During pre-season Simon Terodde couldn’t miss. The ball would roar into the goal off his boot, his arse, his knee, it didn’t matter. That it was against inferior opposition matters not a jot, because when they are flying in, they will fly in against anyone.
But now things are different. The season is eight weeks old and he’s still waiting for his first goal in the league for 1.FC Union. Yesterday’s Berliner Kurier says that he needs to become Simon TOR-odde (“Tor” meaning goal for those of you at the back).
Silvio Carlos de Oliveira is injured. Christopher Quiring has got shingles (I suppose as he is the size of an old man, he might as well get their illnesses, too) and John Jairo Mosquera is strongly doubtful for Saturday’s match against Alemannia Aachen.
Mosquera’s loss is the interesting one. Silvio has played excellently ever since arriving from Switzerland at the start of the season, and Quiring has continued the form that he had at the end of last season when he was running defences ragged up and down the league.
But Mosquera? He has scored three this season. With his head, and both feet. He has rounded the ‘keeper twice. How has the man, who looked so terrified in front of goal that he looked like he was going to be spending as much time on the bench this season as Uwe Neuhaus, started scoring so easily?
His goal against Bochum, when the pressure was really on, was a case in point. He was one on one, but looked like he’d taken it too far. It needed to go in. Somehow, with a bit of luck mixed in along the way it did.
The pressure lifted like a hangover on a sunny day. That release had allowed him to unleash the goal scoring animal inside of him that Neuhaus has been convinced was there (pretty much alone, at times) for two years.
It made it easier for him to score goals like on Saturday against Duisburg, as he found himself in acres, but took all the time he needed. It was emphatic, and I was at the bar queuing for non-alcoholic beer, presumably just in case I accidentally released my own inner animal and fancied some zebra meat. Mosquera is flying. I was on the floor.
Of course, Mosquera got injured later on. That is the way of these things at Union. They were much more solid at the back this time, but it helped that Duisburg still contrived to miss several chances easier than the one that Terodde spooned over in the second half that will be playing on repeat over and over inside his head. The wood work played its part too. Union will still need goals, and so, to paraphrase Kool and the Gang, someone’s going to have to take the weight.
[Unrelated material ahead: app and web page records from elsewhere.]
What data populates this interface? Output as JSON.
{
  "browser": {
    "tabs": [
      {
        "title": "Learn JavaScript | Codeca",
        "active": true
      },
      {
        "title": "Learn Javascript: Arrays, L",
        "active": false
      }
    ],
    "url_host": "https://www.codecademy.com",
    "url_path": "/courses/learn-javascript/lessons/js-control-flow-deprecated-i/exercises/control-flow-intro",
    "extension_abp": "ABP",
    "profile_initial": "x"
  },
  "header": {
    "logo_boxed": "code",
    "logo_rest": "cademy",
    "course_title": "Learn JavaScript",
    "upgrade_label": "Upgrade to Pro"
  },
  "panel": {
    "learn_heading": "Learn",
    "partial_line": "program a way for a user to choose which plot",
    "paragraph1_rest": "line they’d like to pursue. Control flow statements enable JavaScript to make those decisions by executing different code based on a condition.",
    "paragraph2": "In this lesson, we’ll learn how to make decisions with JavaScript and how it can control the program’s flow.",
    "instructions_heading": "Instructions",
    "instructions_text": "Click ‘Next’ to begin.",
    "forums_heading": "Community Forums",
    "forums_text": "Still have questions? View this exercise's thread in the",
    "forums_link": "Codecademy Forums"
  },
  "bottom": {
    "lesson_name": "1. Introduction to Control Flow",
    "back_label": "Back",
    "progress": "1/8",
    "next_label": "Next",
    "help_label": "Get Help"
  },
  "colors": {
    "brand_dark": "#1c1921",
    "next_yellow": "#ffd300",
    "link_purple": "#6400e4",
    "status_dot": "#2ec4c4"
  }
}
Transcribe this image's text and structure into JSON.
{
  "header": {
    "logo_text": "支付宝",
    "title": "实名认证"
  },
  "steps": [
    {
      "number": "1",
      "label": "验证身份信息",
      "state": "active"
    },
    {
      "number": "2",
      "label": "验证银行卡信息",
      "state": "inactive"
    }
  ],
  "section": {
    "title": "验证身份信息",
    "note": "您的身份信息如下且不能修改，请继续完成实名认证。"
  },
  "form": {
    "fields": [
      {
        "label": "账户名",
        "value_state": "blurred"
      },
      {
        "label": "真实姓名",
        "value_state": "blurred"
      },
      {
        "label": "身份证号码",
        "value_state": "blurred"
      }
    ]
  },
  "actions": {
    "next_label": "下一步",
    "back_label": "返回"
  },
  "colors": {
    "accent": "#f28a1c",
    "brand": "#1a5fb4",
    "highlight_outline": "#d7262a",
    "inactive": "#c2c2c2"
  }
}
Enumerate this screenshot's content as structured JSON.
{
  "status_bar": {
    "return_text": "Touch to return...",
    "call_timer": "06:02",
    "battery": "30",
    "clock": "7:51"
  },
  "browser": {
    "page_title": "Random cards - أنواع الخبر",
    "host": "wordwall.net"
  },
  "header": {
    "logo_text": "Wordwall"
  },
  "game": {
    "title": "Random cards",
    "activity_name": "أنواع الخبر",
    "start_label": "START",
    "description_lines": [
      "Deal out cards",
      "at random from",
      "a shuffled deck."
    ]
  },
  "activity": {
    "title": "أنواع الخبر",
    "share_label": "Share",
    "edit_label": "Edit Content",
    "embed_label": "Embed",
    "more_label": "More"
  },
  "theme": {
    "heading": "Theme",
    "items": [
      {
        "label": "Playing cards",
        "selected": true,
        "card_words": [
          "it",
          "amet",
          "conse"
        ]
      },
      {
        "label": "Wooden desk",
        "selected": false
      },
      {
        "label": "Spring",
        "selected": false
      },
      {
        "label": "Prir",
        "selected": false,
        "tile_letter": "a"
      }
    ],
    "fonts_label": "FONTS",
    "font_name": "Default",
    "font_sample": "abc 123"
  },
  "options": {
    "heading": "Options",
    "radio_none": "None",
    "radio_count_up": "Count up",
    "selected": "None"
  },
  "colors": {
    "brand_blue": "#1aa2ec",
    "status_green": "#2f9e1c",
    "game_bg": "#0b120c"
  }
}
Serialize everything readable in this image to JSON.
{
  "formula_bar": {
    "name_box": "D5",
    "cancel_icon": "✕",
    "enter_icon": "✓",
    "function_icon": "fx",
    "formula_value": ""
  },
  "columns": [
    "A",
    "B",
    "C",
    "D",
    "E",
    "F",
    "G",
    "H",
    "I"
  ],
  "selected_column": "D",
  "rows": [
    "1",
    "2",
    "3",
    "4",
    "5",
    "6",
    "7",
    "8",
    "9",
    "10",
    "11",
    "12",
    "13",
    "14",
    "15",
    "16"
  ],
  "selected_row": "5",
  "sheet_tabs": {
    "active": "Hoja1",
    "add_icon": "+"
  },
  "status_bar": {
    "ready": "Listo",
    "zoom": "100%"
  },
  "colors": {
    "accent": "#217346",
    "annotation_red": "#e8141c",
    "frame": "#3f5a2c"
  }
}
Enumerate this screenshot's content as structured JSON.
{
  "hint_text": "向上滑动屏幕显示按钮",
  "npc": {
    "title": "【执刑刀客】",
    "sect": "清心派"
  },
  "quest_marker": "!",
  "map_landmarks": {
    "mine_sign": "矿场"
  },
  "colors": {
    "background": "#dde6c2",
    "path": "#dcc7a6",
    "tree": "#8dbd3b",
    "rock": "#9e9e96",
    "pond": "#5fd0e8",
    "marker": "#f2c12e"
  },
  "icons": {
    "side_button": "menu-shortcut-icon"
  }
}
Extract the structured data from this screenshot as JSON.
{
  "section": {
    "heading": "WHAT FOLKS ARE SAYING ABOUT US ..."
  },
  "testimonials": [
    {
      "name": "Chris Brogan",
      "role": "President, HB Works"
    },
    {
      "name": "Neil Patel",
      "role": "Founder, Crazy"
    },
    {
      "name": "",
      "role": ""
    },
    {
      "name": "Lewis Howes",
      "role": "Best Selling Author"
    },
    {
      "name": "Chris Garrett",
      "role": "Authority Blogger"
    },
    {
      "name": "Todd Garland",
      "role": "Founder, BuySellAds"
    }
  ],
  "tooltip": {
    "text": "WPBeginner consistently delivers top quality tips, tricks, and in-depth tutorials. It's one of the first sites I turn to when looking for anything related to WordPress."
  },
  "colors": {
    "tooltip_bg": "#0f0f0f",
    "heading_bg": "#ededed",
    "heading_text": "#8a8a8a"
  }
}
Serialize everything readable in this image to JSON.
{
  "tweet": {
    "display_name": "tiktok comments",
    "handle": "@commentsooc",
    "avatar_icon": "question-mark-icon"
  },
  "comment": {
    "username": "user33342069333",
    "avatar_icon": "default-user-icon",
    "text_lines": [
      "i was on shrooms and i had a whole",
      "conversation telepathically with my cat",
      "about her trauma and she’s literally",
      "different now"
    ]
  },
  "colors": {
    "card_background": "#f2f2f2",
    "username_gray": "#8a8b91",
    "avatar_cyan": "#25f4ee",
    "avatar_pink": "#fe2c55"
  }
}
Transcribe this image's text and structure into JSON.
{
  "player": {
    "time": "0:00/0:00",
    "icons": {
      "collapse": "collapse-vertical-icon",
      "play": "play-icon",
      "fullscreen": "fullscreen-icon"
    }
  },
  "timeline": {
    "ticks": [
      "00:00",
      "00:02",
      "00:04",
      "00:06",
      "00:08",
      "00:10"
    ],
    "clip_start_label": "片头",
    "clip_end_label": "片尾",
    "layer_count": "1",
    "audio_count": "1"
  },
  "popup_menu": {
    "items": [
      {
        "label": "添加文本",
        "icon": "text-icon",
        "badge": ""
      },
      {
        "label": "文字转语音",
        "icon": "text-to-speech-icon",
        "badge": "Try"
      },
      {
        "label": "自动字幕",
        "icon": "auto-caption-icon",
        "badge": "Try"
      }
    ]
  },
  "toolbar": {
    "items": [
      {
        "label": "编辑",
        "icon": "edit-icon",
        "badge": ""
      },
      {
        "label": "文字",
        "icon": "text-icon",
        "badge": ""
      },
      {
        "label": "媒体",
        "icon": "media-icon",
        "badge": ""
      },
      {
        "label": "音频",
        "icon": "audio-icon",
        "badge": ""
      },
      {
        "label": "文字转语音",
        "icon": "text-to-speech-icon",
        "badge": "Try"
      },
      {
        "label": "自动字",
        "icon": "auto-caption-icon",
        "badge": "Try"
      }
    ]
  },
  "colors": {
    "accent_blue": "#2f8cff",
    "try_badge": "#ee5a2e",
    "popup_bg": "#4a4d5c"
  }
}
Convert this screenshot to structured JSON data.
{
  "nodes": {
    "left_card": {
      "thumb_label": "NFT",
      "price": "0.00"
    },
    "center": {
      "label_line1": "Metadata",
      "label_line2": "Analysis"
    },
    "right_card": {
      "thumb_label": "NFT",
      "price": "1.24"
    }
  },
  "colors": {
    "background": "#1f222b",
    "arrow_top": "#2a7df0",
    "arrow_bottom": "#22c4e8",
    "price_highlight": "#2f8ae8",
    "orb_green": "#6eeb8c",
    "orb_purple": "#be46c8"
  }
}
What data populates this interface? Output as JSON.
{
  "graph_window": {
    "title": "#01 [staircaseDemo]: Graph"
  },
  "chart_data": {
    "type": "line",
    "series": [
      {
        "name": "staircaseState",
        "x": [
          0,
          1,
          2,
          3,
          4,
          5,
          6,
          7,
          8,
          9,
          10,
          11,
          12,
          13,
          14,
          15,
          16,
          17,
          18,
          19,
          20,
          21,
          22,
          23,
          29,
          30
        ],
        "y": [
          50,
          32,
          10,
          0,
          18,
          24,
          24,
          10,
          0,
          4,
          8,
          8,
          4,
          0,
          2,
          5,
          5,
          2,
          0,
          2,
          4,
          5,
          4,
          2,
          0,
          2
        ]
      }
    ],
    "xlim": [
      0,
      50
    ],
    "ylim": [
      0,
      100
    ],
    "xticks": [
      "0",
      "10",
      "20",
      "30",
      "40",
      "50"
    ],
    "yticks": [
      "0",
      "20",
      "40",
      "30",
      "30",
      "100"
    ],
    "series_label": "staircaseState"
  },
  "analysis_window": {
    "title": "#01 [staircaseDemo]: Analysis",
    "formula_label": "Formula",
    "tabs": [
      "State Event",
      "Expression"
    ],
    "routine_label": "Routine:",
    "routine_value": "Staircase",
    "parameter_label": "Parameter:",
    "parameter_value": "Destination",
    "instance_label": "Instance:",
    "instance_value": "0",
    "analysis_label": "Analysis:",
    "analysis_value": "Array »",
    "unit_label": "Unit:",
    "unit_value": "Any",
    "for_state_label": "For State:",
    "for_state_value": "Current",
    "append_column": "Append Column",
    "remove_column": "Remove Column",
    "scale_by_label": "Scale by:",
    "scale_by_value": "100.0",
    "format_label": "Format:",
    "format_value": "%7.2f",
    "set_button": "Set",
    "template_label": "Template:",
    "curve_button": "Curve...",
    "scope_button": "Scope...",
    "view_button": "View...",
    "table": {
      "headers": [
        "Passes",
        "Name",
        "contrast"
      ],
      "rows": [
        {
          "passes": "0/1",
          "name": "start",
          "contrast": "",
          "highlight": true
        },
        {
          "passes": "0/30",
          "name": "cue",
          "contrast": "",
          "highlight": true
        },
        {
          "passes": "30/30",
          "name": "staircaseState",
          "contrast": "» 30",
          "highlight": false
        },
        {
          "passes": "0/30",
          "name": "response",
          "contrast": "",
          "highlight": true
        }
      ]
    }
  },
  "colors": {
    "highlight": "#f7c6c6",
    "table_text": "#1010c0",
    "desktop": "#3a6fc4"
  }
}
It’s the strikers curse. I ramble all the time about goalkeepers being the loneliest player on the pitch. They are more cerebral at times, more human. Strikers need to be the cocky little shits they were when they were at school and everybody loved them. It can be harder to fake that confidence. The man from Köln isn’t a Romario (de Souza Faria)-type. He does the hard running, and is happy to try and create goals for others, but he needs to get off the mark in any way he can. Then everything will come that much easier.
That Markus Karl is an ever-present will help the big man. Karl has revolutionised Union’s attacking threat this season. His cultured long balls from deep having paved the way for Mosquera to break his drought. Quiring’s replacement, Patrick Zoundi, had his best game in a red shirt on Saturday, an irritating, buzzing presence, darting in from both sides with the ball at his feet.
As Stan Smith said – and as a former tennis player who has designed some of the nicest shoes ever made by small brown children to be sold at vast prices to western idiots, we should listen to him – “Experience tells you what to do; confidence allows you to do it.”
Terodde will come good, but he needs to do it quickly. He’s fortunate that in Neuhaus he has a trainer that is patient with his strikers, but the crowds on Saturday at the Alte Försterei will be a bit more demanding.